With the 2017 NFL draft behind us, we now know the crop of shiny new toys the Cowboys unwrapped on football Christmas, and will get our first glimpse of the newest members of the team in their (practice) uniforms as they take the field for rookie minicamp beginning Friday. With that in consideration we’ll take a deep dive into the players the Cowboys picked who have the best chances of contributing in 2017 and beyond.
We've written about first-round pick Taco Charlton extensively here, and examined Chidobe Awuzie here ... so we now move to the Cowboys third-round pick.
Name: Jourdan Lewis
Height: 5’ 10”
Intangibles/Honors: 2016 – First Team All-American (Consensus), First Team All-Big 10 (AP, Coaches), Thorpe Award finalist, Tatum-Woodson Award Recipient (Big Ten Defensive Back of the year). 2015 - First Team All-American (Coaches), Second Team All-American (AP, SI, Walter Camp, FWAA), First Team All-Big 10 (AP, Coaches). Academics/Off field – Will Graduate in Winter 2017 with a degree in Sociology, Facing pending charges for misdemeanor domestic violence stemming from an incident in March 2017 involving Lewis and his girlfriend.
pSparq Score: 111.2 Z-Score: -0.6 NFL Percentile: 28.1
pSparq is an approximation of the “Sparq Score” metric invented by NIKE (with the help of former USC and current Seattle Seahawks Head Coach, Pete Carroll), designed as a way to standardize athletic testing of High School athletes and interpret their athleticism with a sport specific formula. For more on pSparq,(and the man behind the math Zach Whitman) check out 3sigmaathlete.com.
Measurables vs others at his position:
Note: This spider graph courtesy of Mockdraftable.com provides a visual representation of a players’ measurable traits, and combine results. The filled in area of the chart, as well as the number in the light grey circle represents the percentile among the players peers by position. A score of 85 here represents that out of every 100 players at his position, the player has a better result in that test than 85 of those 100.
Games Studied: Ohio State, Penn State, Rutgers, Wisconsin
Lewis aligned mostly at right corner for the Wolverines defense, but played plenty of snaps inside in the slot as well. He has incredible footwork when he plays either press or off-man coverage, especially as a soft shoe press player mirroring the release of the receiver he is matched up with. In off-man he is physical at the top of the route, and allows very little space in routes whether down field or across the formation. He is comfortable in both man or zone coverage, and drives downhill when the ball goes underneath.
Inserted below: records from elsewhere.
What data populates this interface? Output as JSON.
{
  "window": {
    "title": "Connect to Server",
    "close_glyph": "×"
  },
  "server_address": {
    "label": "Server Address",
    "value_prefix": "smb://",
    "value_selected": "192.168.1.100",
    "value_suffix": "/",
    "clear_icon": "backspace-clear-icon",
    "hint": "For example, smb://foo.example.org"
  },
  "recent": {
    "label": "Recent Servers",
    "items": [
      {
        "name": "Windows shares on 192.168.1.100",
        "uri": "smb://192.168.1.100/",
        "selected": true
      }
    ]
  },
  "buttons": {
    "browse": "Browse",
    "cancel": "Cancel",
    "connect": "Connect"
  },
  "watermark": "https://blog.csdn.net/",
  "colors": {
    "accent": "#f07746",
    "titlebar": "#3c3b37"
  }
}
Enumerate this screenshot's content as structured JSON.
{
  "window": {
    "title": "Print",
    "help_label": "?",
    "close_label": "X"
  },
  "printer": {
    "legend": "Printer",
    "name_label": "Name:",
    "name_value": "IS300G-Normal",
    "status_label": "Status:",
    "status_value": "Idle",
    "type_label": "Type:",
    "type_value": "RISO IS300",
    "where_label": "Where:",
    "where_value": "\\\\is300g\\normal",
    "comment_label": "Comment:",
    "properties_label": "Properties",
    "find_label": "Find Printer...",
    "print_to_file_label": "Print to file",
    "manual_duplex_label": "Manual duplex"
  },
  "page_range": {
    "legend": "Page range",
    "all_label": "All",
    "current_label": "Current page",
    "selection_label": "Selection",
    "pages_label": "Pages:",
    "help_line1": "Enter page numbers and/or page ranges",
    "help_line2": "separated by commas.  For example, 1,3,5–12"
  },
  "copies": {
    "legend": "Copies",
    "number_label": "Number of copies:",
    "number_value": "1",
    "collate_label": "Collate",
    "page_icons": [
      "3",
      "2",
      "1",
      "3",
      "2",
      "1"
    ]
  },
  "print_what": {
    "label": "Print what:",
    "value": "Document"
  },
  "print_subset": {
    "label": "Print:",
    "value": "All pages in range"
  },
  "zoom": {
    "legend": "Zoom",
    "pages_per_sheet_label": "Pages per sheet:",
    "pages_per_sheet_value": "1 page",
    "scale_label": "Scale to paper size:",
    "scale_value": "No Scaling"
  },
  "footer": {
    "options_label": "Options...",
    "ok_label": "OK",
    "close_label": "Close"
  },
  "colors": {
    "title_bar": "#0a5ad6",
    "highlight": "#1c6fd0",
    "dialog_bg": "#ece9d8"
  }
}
He finds the ball well when it is in the air and gets himself in position to make the play, without losing his man.
As a slot player in the run front Lewis is more than willing to stick his nose into the action. He isn’t the type of hitter who will ever be known as a knockout artist, but he will come downhill and wrap and finish the play. He is extremely aware as a “crack and replace” player, stepping up as the “force” on an outside run, and is willing to sacrifice himself to take out a pulling lineman or lead blocker on the edge.
If not for the on-going case, Lewis would likely have been selected much higher than the 92nd overall pick. His height could be seen as a limiting factor, rendering him as a slot player only, but he plays much bigger than his size and is sticky in coverage inside and out, which makes it worth discovering whether he can hold up on the outside against the types of #1 receivers the NFL and specifically the NFC East has to offer.
At the very least he will be a very high quality slot player or matchup player against smaller receivers, and in the best case, he’ll become a staple as a playmaking outside corner in the Dallas defense for the next half decade or more.
“We felt good about coming in here and getting some depth at that position. We don’t really know where everyone is going to start out right now. We just want them to get in here and get to work.” - Dallas Cowboys coach Jason Garrett.